Atlanta’s strengths hint at good things for the market in upcoming months
Atlanta has had no shortage of good news over the course of 2015. With a strong job market, rising home prices and an impressive luxury market, is Atlanta becoming too bubbly for its own good?
BUILDER online is looking at the 50 largest housing markets and evaluating vital housing stats, employment information and population to analyze what’s good, bad and the bottom line for housing in the areas. We’ve done our own analysis of the markets on the list based on the data we’ve found.
The Good: Atlanta’s job market has been consistently strong, and with 90,000 to 100,000 jobs on track to be added to the Metro Atlanta area in 2015, things are looking even better. Atlanta’s economy is one of its strongest selling points for residential housing throughout 2015. Housing prices increased 7.2 percent in April compared to April 2014, along with a 3.8 percent increase in sales from March and an inventory increase of 3.8 percent.
The Bad: Atlanta ranks as the most unequal metro area in the nation, with the 95th percentile earning a staggering 19.2 times the amount compared to the 20th percentile, with $288,159 compared to $14,988. While other factors do have a hand in homebuying, income is the biggest indicator on whether someone can buy a home or not.
This is compounded on by the fact that Atlanta’s construction market is primarily focused on luxury housing, and after strong showings earlier in the year, it may be starting to slow. The top 5 percent of Atlanta’s listings are staying on the market for 96 days on average, much longer than remaining 95 percent of listings which stay on the market for an average of 59 days. On top of that, Atlanta’s luxury housing is 5.5 times pricier than the rest of the market, one of the largest gaps in the country. If one of these two major problems aren’t addressed, Atlanta’s housing market could experience problems.

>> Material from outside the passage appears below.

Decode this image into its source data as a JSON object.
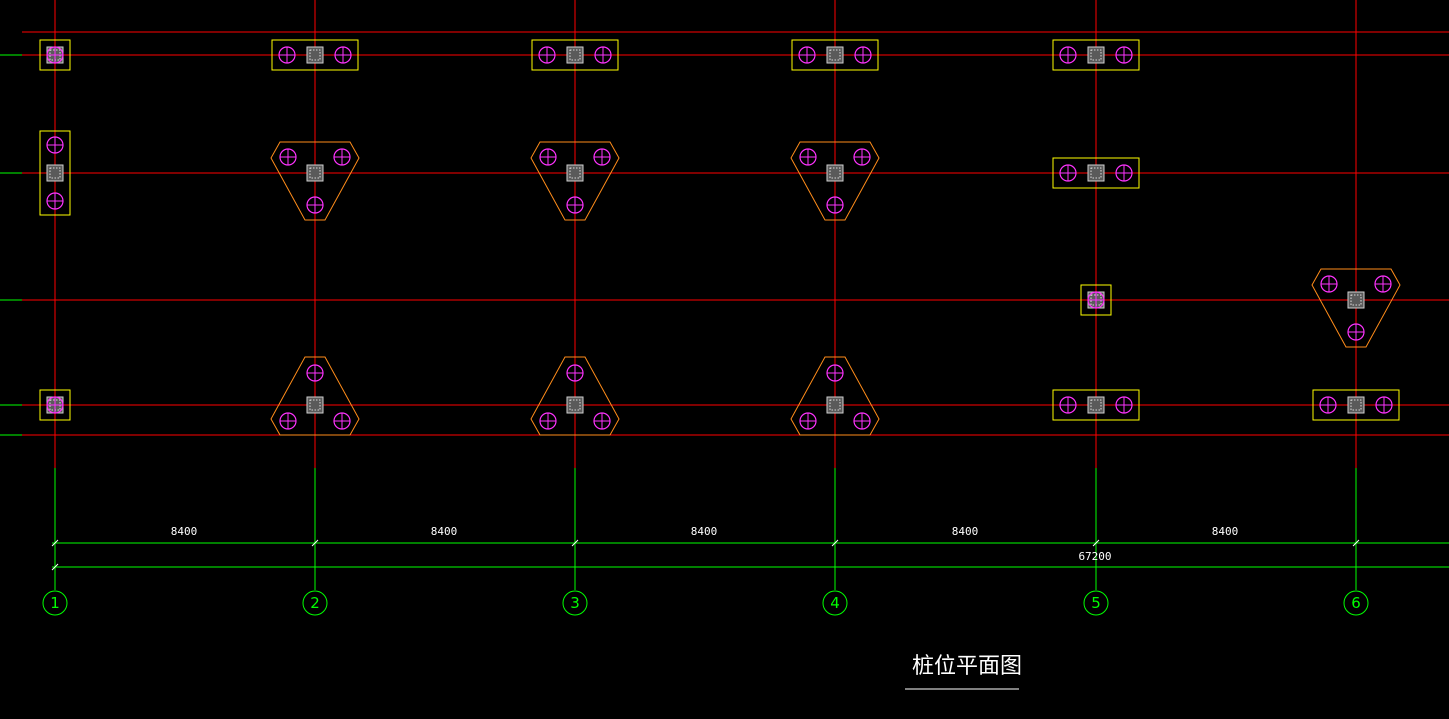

The Bottom Line: Despite construction relying on Atlanta’s luxury market, and despite the rampant inequality, the economy is strong enough to survive a luxury downturn. Builders will have to adapt and begin to focus on building more affordable housing in order to take advantage of Atlanta’s booming economy, and if this happens, expect things to only get better from there.